It’s can be pretty distressing when your afro-bearing son gains the political support of the Kingdom and decides to kick you (the king) out (it’s the afro that  will later be the death of Absalom by the way).  This is the plight that we find David in as he pens the 3rd Psalm.

In verses 1-2, David’s enemies do not claim that his God is not real (the idea of doubting God’s existence was most likely not even present); rather, they claim, for some unknown reason, that God no longer favors David.  It seems they believe that God now favors his son Absalom, who had been subtly raising a rebellion in the kingdom for quite a while (probably about 40 years).

In one sense we see that David has complete confidence in God throughout psalm 3, however, if God decides not to favor David, he seems to be resolved and content with the outcome either way when you look back in 2 Sam. 15:26.  David’s commitment to God choosing, even in light of his own person destruction, is extraordinary.

Still, David is fiercely confident in God and that God will continue to shield him, remain his glory, and the lifter of his head (it seems like a Jewish idiom is present here but I couldn’t find one).  Since David seems to be unsure if God is for him or against him (given the contrast of 2 Sam 15 and this Psalm), I wish I knew what David meant by his statement, “I cried to the Lord with my voice, and He heard me from His holy hill.”  Did David just have the feeling that God would be on his side, or did he hear a direct revelation (audibly, in a dream, etc) from God that He was on David’s side with this? Either way, his trust in God is further illustrated as he decides to stop running, let his guard down, and sleep knowing that God will protect him against “ten thousands” of pursuers coming from all angles to get him.

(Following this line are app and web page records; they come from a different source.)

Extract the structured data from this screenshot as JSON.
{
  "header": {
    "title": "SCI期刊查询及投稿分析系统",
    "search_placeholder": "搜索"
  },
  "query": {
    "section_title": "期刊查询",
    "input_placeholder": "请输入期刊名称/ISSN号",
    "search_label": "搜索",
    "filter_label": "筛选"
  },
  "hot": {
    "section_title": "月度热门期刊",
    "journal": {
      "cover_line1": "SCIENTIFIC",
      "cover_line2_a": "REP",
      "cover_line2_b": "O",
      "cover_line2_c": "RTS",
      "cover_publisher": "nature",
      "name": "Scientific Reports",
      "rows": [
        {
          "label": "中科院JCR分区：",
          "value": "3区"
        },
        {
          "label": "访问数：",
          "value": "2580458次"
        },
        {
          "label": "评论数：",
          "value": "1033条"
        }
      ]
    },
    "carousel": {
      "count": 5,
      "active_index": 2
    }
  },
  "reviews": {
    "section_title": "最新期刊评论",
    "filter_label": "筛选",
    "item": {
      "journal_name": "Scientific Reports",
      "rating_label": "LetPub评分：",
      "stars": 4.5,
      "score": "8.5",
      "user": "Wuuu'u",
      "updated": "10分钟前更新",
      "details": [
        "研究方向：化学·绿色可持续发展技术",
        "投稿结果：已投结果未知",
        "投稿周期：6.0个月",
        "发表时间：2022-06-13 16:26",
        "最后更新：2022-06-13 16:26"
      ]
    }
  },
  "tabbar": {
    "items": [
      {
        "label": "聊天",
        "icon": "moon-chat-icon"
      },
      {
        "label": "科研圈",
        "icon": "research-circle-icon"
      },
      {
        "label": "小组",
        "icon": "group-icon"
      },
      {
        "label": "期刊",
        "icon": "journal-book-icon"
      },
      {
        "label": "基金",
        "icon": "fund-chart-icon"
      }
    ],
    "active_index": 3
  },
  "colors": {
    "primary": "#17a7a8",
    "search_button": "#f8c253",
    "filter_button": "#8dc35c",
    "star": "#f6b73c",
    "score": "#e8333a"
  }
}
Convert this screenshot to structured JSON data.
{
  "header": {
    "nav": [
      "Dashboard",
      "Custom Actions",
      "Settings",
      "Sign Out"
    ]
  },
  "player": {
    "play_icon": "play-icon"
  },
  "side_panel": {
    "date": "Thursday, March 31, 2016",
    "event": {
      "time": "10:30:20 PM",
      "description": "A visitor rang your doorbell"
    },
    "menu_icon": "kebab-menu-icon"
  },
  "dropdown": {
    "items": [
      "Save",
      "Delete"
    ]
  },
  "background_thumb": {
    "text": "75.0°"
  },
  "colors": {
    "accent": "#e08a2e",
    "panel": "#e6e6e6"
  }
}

Psalm 3 ends by beckoning God to fight on his behalf.  The metaphor gives beast-like characteristics to his enemies and tells of a time when David has known God to strike beasts at the source of their strength – their jaw and teeth.

I wonder many times in the Psalms where the line of poetic hyperbole is crossed from the literal description.  Was David possibly an incredibly emotional guy (like most musicians are) or were the situations described as intense as the psalmist describes.  I do believe, however, that Erwin McManus has correctly stated that we, in our lack of faith, tend find any way possible to remove ourselves from the context with which miracles happen.  Maybe, in our culture, safety and money are what we trust in to deliver us from our “bad” situations.  In any case the ending is clear that David believes God is the only one who can give him salvation in this desperate situation.

Psalm 2

The opening question posed by David is probably rhetorical and most likely pointed.  The point is clear though – it is so incredibly foolish to go against God and His anointed, that he even describes God as laughing and scoffing at their attempt to do so.  This theme runs throughout the life of David as he interacted with Saul.  I don’t know when this Psalm was written in David’s life but he clearly learned the lesson and lived by it.  God allows wrath to fall on those who oppose him (verses 5-6).  We see this play out in the new testament in Romans 8:31 says “if God is for us, who then can stand against us?”

In verses 7-9 we see a decree given to David by God that puts him in authority.  Does it not make sense that a pre requisite to being given spiritual authority (God’s anointing) is to understand submission (to God and also to man) and the fear of the Lord.  This is the very substance of servant leadership?

The ending borders on the edge of arrogance when you consider David is writing about himself (since he was given authority in verses 7-9).  But, when you are the anointed of God because you have have lived in reverence to God and His anointed previous to gaining authority, it comes as wisdom to ask others to follow in doing the same for you.

10Now therefore, O kings, be wise; be warned, O rulers of the earth.
11 Serve the LORD with fear, and rejoice with trembling.
12 Kiss the Son, lest he be angry, and you perish in the way, for his wrath is quickly kindled.
Blessed are all who take refuge in him.